What you need to do: Repeat the data below in full. Pictures must not be part of the copy.

Material for this exercise:

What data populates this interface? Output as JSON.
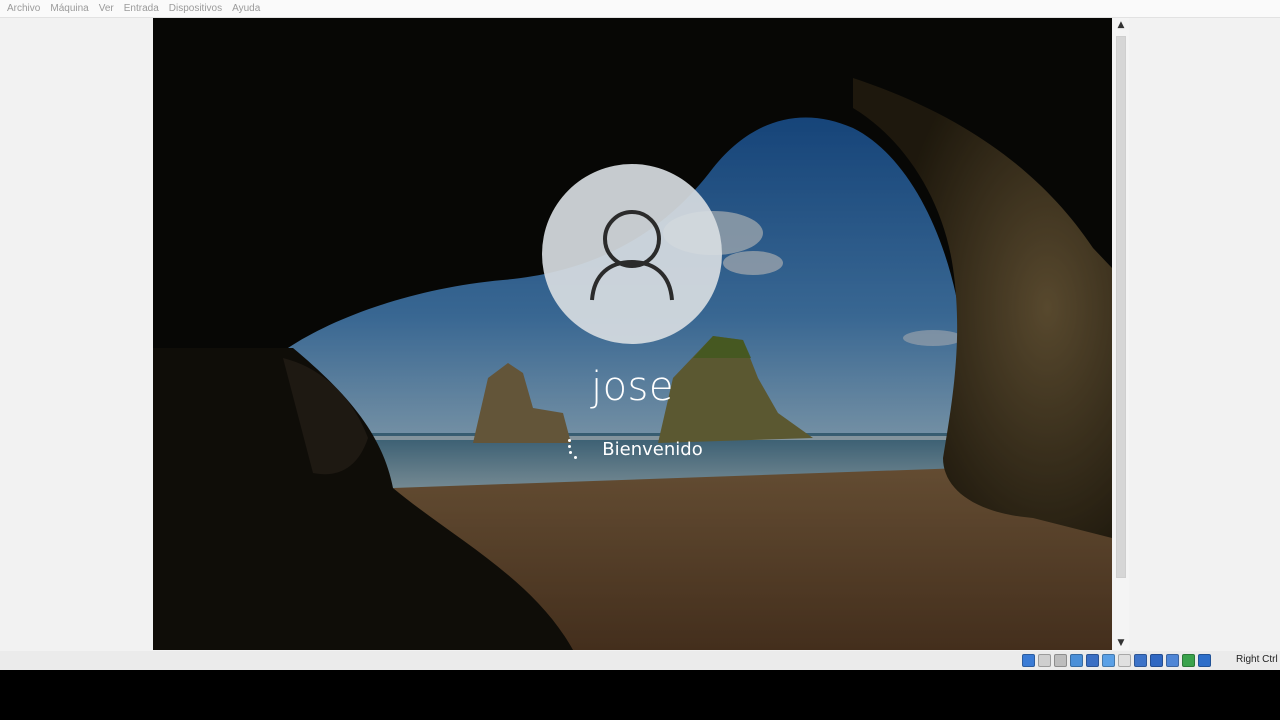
{
  "menubar": {
    "items": [
      "Archivo",
      "Máquina",
      "Ver",
      "Entrada",
      "Dispositivos",
      "Ayuda"
    ]
  },
  "login": {
    "avatar_icon": "user-icon",
    "username": "jose",
    "spinner_icon": "loading-spinner-icon",
    "status": "Bienvenido"
  },
  "statusbar": {
    "icons": [
      {
        "name": "hard-disk-icon",
        "color": "#3a7bd5"
      },
      {
        "name": "optical-drive-icon",
        "color": "#cfcfcf"
      },
      {
        "name": "floppy-icon",
        "color": "#bdbdbd"
      },
      {
        "name": "audio-icon",
        "color": "#4a8fd8"
      },
      {
        "name": "network-icon",
        "color": "#3b6fc4"
      },
      {
        "name": "usb-icon",
        "color": "#5aa0e6"
      },
      {
        "name": "shared-folders-icon",
        "color": "#e0e0e0"
      },
      {
        "name": "display-icon",
        "color": "#3d73c8"
      },
      {
        "name": "video-capture-icon",
        "color": "#2f67c2"
      },
      {
        "name": "cpu-icon",
        "color": "#4f86d6"
      },
      {
        "name": "guest-additions-icon",
        "color": "#3aa24c"
      },
      {
        "name": "mouse-integration-icon",
        "color": "#2d6ec9"
      }
    ],
    "host_key": "Right Ctrl"
  }
}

Output for this task:
What data populates this interface? Output as JSON.
{
  "menubar": {
    "items": [
      "Archivo",
      "Máquina",
      "Ver",
      "Entrada",
      "Dispositivos",
      "Ayuda"
    ]
  },
  "login": {
    "avatar_icon": "user-icon",
    "username": "jose",
    "spinner_icon": "loading-spinner-icon",
    "status": "Bienvenido"
  },
  "statusbar": {
    "icons": [
      {
        "name": "hard-disk-icon",
        "color": "#3a7bd5"
      },
      {
        "name": "optical-drive-icon",
        "color": "#cfcfcf"
      },
      {
        "name": "floppy-icon",
        "color": "#bdbdbd"
      },
      {
        "name": "audio-icon",
        "color": "#4a8fd8"
      },
      {
        "name": "network-icon",
        "color": "#3b6fc4"
      },
      {
        "name": "usb-icon",
        "color": "#5aa0e6"
      },
      {
        "name": "shared-folders-icon",
        "color": "#e0e0e0"
      },
      {
        "name": "display-icon",
        "color": "#3d73c8"
      },
      {
        "name": "video-capture-icon",
        "color": "#2f67c2"
      },
      {
        "name": "cpu-icon",
        "color": "#4f86d6"
      },
      {
        "name": "guest-additions-icon",
        "color": "#3aa24c"
      },
      {
        "name": "mouse-integration-icon",
        "color": "#2d6ec9"
      }
    ],
    "host_key": "Right Ctrl"
  }
}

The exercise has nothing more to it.